### [YOUR GOAL]
Once the pictures have been excluded, set down each remaining entry word for word.

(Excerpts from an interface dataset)
►

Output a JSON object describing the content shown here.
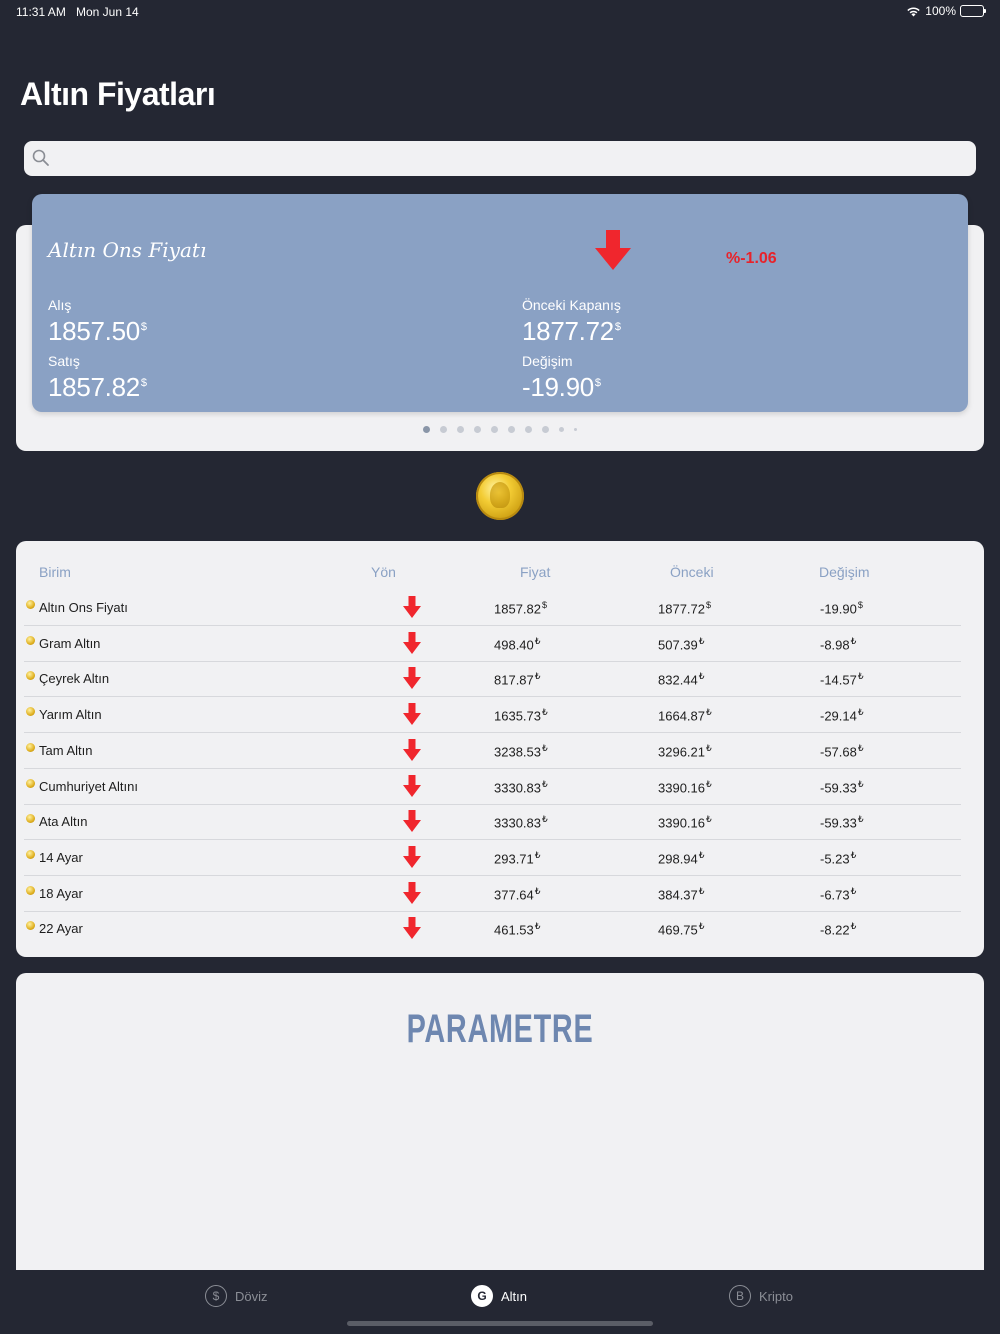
{
  "status_bar": {
    "time": "11:31 AM",
    "date": "Mon Jun 14",
    "battery": "100%"
  },
  "page": {
    "title": "Altın Fiyatları"
  },
  "search": {
    "placeholder": "",
    "value": ""
  },
  "featured_card": {
    "title": "Altın Ons Fiyatı",
    "direction_icon": "arrow-down-icon",
    "percent": "%-1.06",
    "buy_label": "Alış",
    "buy_value": "1857.50",
    "sell_label": "Satış",
    "sell_value": "1857.82",
    "prev_close_label": "Önceki Kapanış",
    "prev_close_value": "1877.72",
    "change_label": "Değişim",
    "change_value": "-19.90",
    "currency_symbol": "$"
  },
  "carousel": {
    "page_count": 10,
    "active_index": 0
  },
  "table": {
    "headers": {
      "unit": "Birim",
      "direction": "Yön",
      "price": "Fiyat",
      "previous": "Önceki",
      "change": "Değişim"
    },
    "rows": [
      {
        "name": "Altın Ons Fiyatı",
        "price": "1857.82",
        "previous": "1877.72",
        "change": "-19.90",
        "currency": "$",
        "direction": "down"
      },
      {
        "name": "Gram Altın",
        "price": "498.40",
        "previous": "507.39",
        "change": "-8.98",
        "currency": "₺",
        "direction": "down"
      },
      {
        "name": "Çeyrek Altın",
        "price": "817.87",
        "previous": "832.44",
        "change": "-14.57",
        "currency": "₺",
        "direction": "down"
      },
      {
        "name": "Yarım Altın",
        "price": "1635.73",
        "previous": "1664.87",
        "change": "-29.14",
        "currency": "₺",
        "direction": "down"
      },
      {
        "name": "Tam Altın",
        "price": "3238.53",
        "previous": "3296.21",
        "change": "-57.68",
        "currency": "₺",
        "direction": "down"
      },
      {
        "name": "Cumhuriyet Altını",
        "price": "3330.83",
        "previous": "3390.16",
        "change": "-59.33",
        "currency": "₺",
        "direction": "down"
      },
      {
        "name": "Ata Altın",
        "price": "3330.83",
        "previous": "3390.16",
        "change": "-59.33",
        "currency": "₺",
        "direction": "down"
      },
      {
        "name": "14 Ayar",
        "price": "293.71",
        "previous": "298.94",
        "change": "-5.23",
        "currency": "₺",
        "direction": "down"
      },
      {
        "name": "18 Ayar",
        "price": "377.64",
        "previous": "384.37",
        "change": "-6.73",
        "currency": "₺",
        "direction": "down"
      },
      {
        "name": "22 Ayar",
        "price": "461.53",
        "previous": "469.75",
        "change": "-8.22",
        "currency": "₺",
        "direction": "down"
      }
    ]
  },
  "sponsor": {
    "logo_text": "PARAMETRE"
  },
  "tabs": [
    {
      "label": "Döviz",
      "icon_glyph": "$",
      "icon": "dollar-circle-icon",
      "active": false
    },
    {
      "label": "Altın",
      "icon_glyph": "G",
      "icon": "gold-circle-icon",
      "active": true
    },
    {
      "label": "Kripto",
      "icon_glyph": "B",
      "icon": "bitcoin-circle-icon",
      "active": false
    }
  ],
  "colors": {
    "background": "#242733",
    "card": "#8aa1c4",
    "panel": "#f1f1f3",
    "down": "#e8222a",
    "accent": "#6e87b0"
  }
}
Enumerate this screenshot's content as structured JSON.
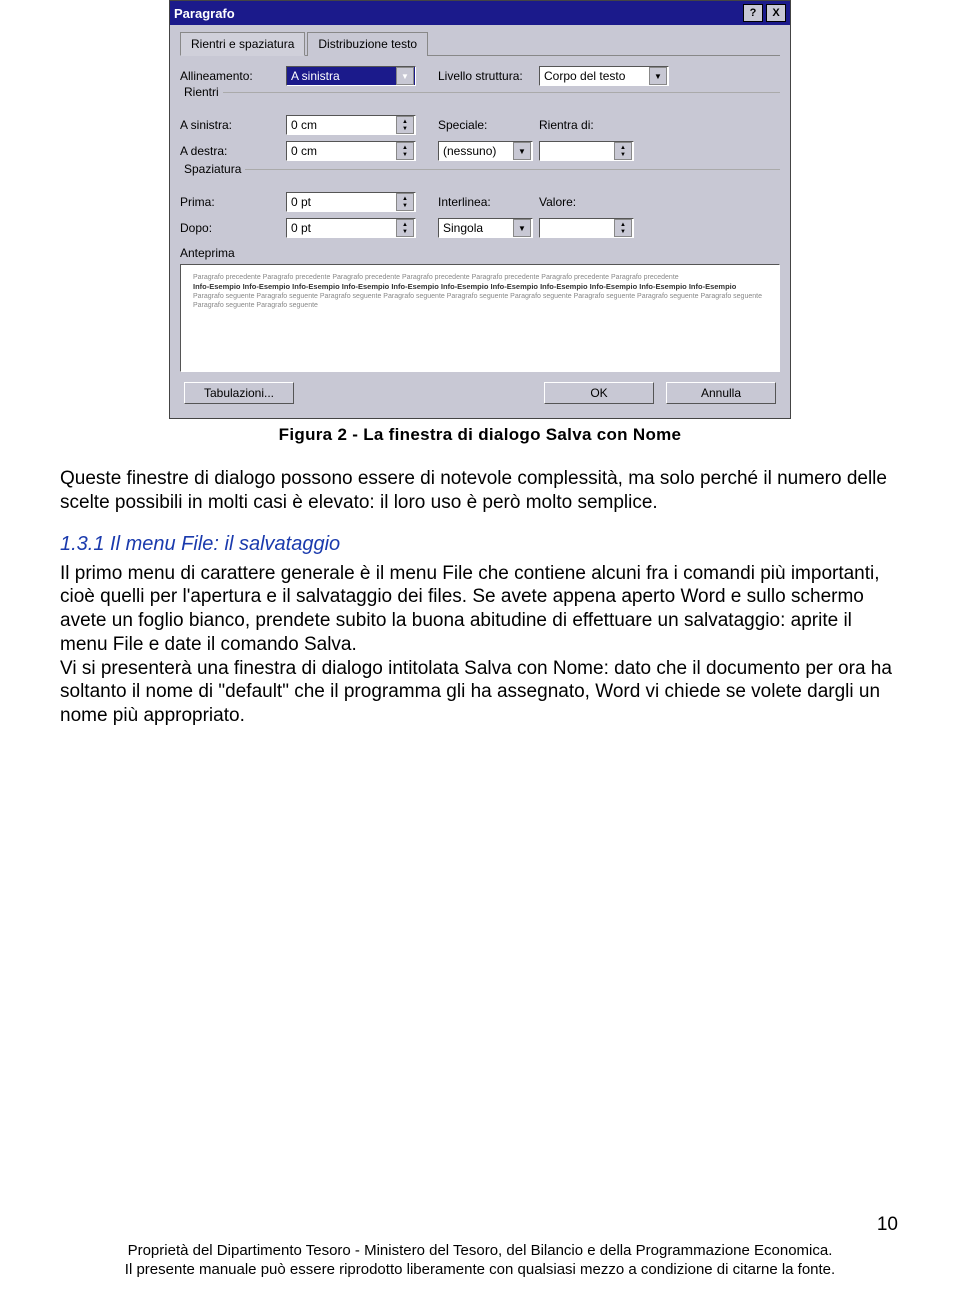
{
  "dialog": {
    "title": "Paragrafo",
    "tabs": {
      "indent": "Rientri e spaziatura",
      "dist": "Distribuzione testo"
    },
    "align_label": "Allineamento:",
    "align_value": "A sinistra",
    "level_label": "Livello struttura:",
    "level_value": "Corpo del testo",
    "group_rientri": "Rientri",
    "left_label": "A sinistra:",
    "left_value": "0 cm",
    "right_label": "A destra:",
    "right_value": "0 cm",
    "special_label": "Speciale:",
    "special_value": "(nessuno)",
    "by_label": "Rientra di:",
    "group_spaz": "Spaziatura",
    "before_label": "Prima:",
    "before_value": "0 pt",
    "after_label": "Dopo:",
    "after_value": "0 pt",
    "linespacing_label": "Interlinea:",
    "linespacing_value": "Singola",
    "at_label": "Valore:",
    "group_preview": "Anteprima",
    "btn_tabs": "Tabulazioni...",
    "btn_ok": "OK",
    "btn_cancel": "Annulla"
  },
  "caption": "Figura 2 - La finestra di dialogo Salva con Nome",
  "para1": "Queste finestre di dialogo possono essere di notevole complessità, ma solo perché il numero delle scelte possibili in molti casi è elevato: il loro uso è però molto semplice.",
  "heading": "1.3.1 Il menu File: il salvataggio",
  "para2": "Il primo menu di carattere generale è il menu File che contiene alcuni fra i comandi più importanti, cioè quelli per l'apertura e il salvataggio dei files. Se avete appena aperto Word e sullo schermo avete un foglio bianco, prendete subito la buona abitudine di effettuare un salvataggio: aprite il menu File e date il comando Salva.",
  "para3": "Vi si presenterà una finestra di dialogo intitolata Salva con Nome: dato che il documento per ora ha soltanto il nome di \"default\" che il programma gli ha assegnato, Word vi chiede se volete dargli un nome più appropriato.",
  "footer1": "Proprietà del Dipartimento Tesoro - Ministero del Tesoro, del Bilancio e della Programmazione Economica.",
  "footer2": "Il presente manuale può essere riprodotto liberamente con qualsiasi mezzo a condizione di citarne la fonte.",
  "pagenum": "10"
}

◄

### [WRITTEN SOLUTION]
Output a JSON object describing the content shown here.
{
  "status_bar": {
    "time": "11:31 AM",
    "date": "Mon Jun 14",
    "battery": "100%"
  },
  "page": {
    "title": "Altın Fiyatları"
  },
  "search": {
    "placeholder": "",
    "value": ""
  },
  "featured_card": {
    "title": "Altın Ons Fiyatı",
    "direction_icon": "arrow-down-icon",
    "percent": "%-1.06",
    "buy_label": "Alış",
    "buy_value": "1857.50",
    "sell_label": "Satış",
    "sell_value": "1857.82",
    "prev_close_label": "Önceki Kapanış",
    "prev_close_value": "1877.72",
    "change_label": "Değişim",
    "change_value": "-19.90",
    "currency_symbol": "$"
  },
  "carousel": {
    "page_count": 10,
    "active_index": 0
  },
  "table": {
    "headers": {
      "unit": "Birim",
      "direction": "Yön",
      "price": "Fiyat",
      "previous": "Önceki",
      "change": "Değişim"
    },
    "rows": [
      {
        "name": "Altın Ons Fiyatı",
        "price": "1857.82",
        "previous": "1877.72",
        "change": "-19.90",
        "currency": "$",
        "direction": "down"
      },
      {
        "name": "Gram Altın",
        "price": "498.40",
        "previous": "507.39",
        "change": "-8.98",
        "currency": "₺",
        "direction": "down"
      },
      {
        "name": "Çeyrek Altın",
        "price": "817.87",
        "previous": "832.44",
        "change": "-14.57",
        "currency": "₺",
        "direction": "down"
      },
      {
        "name": "Yarım Altın",
        "price": "1635.73",
        "previous": "1664.87",
        "change": "-29.14",
        "currency": "₺",
        "direction": "down"
      },
      {
        "name": "Tam Altın",
        "price": "3238.53",
        "previous": "3296.21",
        "change": "-57.68",
        "currency": "₺",
        "direction": "down"
      },
      {
        "name": "Cumhuriyet Altını",
        "price": "3330.83",
        "previous": "3390.16",
        "change": "-59.33",
        "currency": "₺",
        "direction": "down"
      },
      {
        "name": "Ata Altın",
        "price": "3330.83",
        "previous": "3390.16",
        "change": "-59.33",
        "currency": "₺",
        "direction": "down"
      },
      {
        "name": "14 Ayar",
        "price": "293.71",
        "previous": "298.94",
        "change": "-5.23",
        "currency": "₺",
        "direction": "down"
      },
      {
        "name": "18 Ayar",
        "price": "377.64",
        "previous": "384.37",
        "change": "-6.73",
        "currency": "₺",
        "direction": "down"
      },
      {
        "name": "22 Ayar",
        "price": "461.53",
        "previous": "469.75",
        "change": "-8.22",
        "currency": "₺",
        "direction": "down"
      }
    ]
  },
  "sponsor": {
    "logo_text": "PARAMETRE"
  },
  "tabs": [
    {
      "label": "Döviz",
      "icon_glyph": "$",
      "icon": "dollar-circle-icon",
      "active": false
    },
    {
      "label": "Altın",
      "icon_glyph": "G",
      "icon": "gold-circle-icon",
      "active": true
    },
    {
      "label": "Kripto",
      "icon_glyph": "B",
      "icon": "bitcoin-circle-icon",
      "active": false
    }
  ],
  "colors": {
    "background": "#242733",
    "card": "#8aa1c4",
    "panel": "#f1f1f3",
    "down": "#e8222a",
    "accent": "#6e87b0"
  }
}
Enumerate this screenshot's content as structured JSON.
{
  "dialog": {
    "title": "Paragrafo",
    "tabs": {
      "indent": "Rientri e spaziatura",
      "dist": "Distribuzione testo"
    },
    "align_label": "Allineamento:",
    "align_value": "A sinistra",
    "level_label": "Livello struttura:",
    "level_value": "Corpo del testo",
    "group_rientri": "Rientri",
    "left_label": "A sinistra:",
    "left_value": "0 cm",
    "right_label": "A destra:",
    "right_value": "0 cm",
    "special_label": "Speciale:",
    "special_value": "(nessuno)",
    "by_label": "Rientra di:",
    "group_spaz": "Spaziatura",
    "before_label": "Prima:",
    "before_value": "0 pt",
    "after_label": "Dopo:",
    "after_value": "0 pt",
    "linespacing_label": "Interlinea:",
    "linespacing_value": "Singola",
    "at_label": "Valore:",
    "group_preview": "Anteprima",
    "btn_tabs": "Tabulazioni...",
    "btn_ok": "OK",
    "btn_cancel": "Annulla"
  },
  "caption": "Figura 2 - La finestra di dialogo Salva con Nome",
  "para1": "Queste finestre di dialogo possono essere di notevole complessità, ma solo perché il numero delle scelte possibili in molti casi è elevato: il loro uso è però molto semplice.",
  "heading": "1.3.1 Il menu File: il salvataggio",
  "para2": "Il primo menu di carattere generale è il menu File che contiene alcuni fra i comandi più importanti, cioè quelli per l'apertura e il salvataggio dei files. Se avete appena aperto Word e sullo schermo avete un foglio bianco, prendete subito la buona abitudine di effettuare un salvataggio: aprite il menu File e date il comando Salva.",
  "para3": "Vi si presenterà una finestra di dialogo intitolata Salva con Nome: dato che il documento per ora ha soltanto il nome di \"default\" che il programma gli ha assegnato, Word vi chiede se volete dargli un nome più appropriato.",
  "footer1": "Proprietà del Dipartimento Tesoro - Ministero del Tesoro, del Bilancio e della Programmazione Economica.",
  "footer2": "Il presente manuale può essere riprodotto liberamente con qualsiasi mezzo a condizione di citarne la fonte.",
  "pagenum": "10"
}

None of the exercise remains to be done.